Angels around us

In a dark world we shine our light and gravitate towards those that shine a light back to us. The everyday life is filled with small interactions of kindness and consideration, spreading a little warmth between smiles.

Someone at work happened upon an ad for wigs, she thought of me and emailed the link. I knew that I *should* get a wig, but had made no effort to do so. So, I replied to the ad, contacted the person, and we made arrangements to meet the next afternoon.

I was surprised to meet a very young woman; and she had survived 3 years of chemotherapy. She had survived and was now 3 years into recovery. And – she wanted to give away her wigs to a chemo patient who needed them! These are expensive items, and she just wanted to pass them along to help out another person. She told me how to care for them, tips for wearing them, and I came home with 2 wigs – a long and a short one. This beautiful young mom was certainly inspiring to me.

Then today, several friends had a laying on of hands & a prayer circle for me. This truly touched my heart and left me feeling uplifted and strong. I know I am heading into a battle, but I know more and more every day that I am not walking alone.

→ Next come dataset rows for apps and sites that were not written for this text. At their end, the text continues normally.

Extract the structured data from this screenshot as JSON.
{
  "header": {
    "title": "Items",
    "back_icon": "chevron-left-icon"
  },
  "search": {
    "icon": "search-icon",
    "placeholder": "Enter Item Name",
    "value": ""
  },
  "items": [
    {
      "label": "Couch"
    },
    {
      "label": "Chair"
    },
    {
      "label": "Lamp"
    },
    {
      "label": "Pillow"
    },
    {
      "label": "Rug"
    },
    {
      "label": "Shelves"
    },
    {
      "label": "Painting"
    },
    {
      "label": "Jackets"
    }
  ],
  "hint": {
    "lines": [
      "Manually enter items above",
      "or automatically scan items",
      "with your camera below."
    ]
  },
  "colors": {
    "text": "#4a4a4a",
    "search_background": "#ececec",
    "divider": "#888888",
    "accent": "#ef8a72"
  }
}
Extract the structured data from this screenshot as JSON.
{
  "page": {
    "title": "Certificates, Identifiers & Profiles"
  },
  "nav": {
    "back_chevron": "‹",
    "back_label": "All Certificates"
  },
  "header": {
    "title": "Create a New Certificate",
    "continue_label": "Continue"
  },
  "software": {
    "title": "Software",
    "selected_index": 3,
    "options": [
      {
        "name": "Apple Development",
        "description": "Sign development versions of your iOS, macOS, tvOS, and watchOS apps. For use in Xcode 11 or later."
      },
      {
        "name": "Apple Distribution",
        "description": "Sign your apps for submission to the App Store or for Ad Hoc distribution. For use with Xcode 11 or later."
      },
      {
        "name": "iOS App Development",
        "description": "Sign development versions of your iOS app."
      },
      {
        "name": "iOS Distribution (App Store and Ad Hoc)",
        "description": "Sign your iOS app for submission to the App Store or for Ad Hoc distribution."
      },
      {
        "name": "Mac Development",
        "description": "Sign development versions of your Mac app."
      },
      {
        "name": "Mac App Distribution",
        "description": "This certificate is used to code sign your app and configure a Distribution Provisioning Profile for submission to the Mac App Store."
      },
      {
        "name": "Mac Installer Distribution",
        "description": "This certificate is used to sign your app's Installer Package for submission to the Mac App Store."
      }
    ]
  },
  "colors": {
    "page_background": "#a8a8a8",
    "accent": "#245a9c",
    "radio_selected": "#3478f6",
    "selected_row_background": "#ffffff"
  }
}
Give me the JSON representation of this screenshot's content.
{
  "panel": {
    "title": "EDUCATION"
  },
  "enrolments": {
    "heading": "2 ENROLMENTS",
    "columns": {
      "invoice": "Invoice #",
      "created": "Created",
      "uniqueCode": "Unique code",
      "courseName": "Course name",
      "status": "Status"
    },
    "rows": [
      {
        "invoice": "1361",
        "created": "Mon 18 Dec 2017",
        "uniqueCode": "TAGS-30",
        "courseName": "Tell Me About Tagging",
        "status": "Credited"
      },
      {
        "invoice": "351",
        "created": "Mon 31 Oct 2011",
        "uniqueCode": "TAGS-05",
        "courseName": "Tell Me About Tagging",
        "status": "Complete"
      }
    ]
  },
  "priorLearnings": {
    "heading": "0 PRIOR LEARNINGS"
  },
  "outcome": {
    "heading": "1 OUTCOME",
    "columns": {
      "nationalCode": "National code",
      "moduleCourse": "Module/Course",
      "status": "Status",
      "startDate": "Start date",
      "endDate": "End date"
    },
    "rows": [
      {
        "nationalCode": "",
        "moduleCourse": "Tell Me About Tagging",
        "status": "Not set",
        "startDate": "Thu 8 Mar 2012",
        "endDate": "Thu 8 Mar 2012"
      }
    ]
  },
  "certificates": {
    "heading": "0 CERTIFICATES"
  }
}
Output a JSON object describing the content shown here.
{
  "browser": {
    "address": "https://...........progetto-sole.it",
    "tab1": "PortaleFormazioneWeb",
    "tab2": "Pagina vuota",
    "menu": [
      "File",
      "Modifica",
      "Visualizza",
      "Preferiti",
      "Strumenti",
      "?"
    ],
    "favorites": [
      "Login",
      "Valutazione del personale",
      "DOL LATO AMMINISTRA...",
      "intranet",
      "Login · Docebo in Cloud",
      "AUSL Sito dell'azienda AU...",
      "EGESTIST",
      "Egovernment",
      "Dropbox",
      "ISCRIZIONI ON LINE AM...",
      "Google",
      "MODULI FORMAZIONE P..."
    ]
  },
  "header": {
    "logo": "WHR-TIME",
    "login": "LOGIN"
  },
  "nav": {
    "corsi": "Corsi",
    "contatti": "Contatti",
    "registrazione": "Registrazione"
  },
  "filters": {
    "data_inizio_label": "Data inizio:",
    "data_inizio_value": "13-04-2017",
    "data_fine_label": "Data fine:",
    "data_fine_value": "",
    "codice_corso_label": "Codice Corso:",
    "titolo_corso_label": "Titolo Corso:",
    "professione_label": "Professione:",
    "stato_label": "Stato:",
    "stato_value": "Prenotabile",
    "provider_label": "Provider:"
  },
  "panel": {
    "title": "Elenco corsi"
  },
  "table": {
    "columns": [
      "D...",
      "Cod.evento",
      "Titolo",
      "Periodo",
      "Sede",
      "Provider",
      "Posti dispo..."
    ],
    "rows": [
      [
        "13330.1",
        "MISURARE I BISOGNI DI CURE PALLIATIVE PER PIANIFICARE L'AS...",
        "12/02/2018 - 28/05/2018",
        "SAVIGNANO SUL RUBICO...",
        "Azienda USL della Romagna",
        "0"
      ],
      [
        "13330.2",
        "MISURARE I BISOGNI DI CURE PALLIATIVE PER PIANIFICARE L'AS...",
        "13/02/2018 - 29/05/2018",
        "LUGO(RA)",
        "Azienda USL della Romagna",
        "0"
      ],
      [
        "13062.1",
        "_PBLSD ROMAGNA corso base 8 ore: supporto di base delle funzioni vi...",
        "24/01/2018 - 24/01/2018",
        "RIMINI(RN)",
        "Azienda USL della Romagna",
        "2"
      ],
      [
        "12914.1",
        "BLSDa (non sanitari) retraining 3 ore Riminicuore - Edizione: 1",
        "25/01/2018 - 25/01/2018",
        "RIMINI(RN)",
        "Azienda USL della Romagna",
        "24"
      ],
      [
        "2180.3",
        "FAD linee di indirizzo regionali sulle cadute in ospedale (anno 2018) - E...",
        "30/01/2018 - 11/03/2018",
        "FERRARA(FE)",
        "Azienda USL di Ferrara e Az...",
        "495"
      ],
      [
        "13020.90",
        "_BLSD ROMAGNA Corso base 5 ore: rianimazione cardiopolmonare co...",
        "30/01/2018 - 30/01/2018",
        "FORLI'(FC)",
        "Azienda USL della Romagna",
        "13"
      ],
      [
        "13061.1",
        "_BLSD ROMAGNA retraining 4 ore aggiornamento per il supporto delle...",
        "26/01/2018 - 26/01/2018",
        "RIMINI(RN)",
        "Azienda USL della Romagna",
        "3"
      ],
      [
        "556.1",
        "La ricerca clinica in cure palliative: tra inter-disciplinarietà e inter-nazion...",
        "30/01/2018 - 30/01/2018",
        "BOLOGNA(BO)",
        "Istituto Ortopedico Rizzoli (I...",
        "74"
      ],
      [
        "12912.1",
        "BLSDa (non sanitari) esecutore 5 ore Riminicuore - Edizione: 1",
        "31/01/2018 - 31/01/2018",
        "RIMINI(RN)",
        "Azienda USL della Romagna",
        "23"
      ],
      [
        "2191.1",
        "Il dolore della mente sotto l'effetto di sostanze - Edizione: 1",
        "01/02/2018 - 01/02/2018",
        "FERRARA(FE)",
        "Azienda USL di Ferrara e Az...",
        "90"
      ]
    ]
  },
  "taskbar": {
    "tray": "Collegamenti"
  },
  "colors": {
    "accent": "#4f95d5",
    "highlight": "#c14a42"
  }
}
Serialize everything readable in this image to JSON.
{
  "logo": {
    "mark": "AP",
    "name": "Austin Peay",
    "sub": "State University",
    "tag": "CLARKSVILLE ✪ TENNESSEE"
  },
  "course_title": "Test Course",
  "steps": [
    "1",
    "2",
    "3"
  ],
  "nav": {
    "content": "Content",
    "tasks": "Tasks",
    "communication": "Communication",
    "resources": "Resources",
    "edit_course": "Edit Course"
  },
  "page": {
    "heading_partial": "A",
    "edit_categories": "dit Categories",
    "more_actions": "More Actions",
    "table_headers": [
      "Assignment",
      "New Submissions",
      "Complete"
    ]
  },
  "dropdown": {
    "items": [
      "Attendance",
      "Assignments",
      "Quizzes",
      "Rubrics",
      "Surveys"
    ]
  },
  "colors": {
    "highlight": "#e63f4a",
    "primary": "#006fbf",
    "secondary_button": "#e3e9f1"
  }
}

Let’s not forget the angels at work around us, even on the simplest of days.

When life brings its difficulties as it always will, then those moments of light and thoughtfulness become ever more meaningful.   They shine a light reminding us what to focus on – the goodness and positive parts of our life.

I’m feeling grateful, and feeling blessed.IMG_0595-001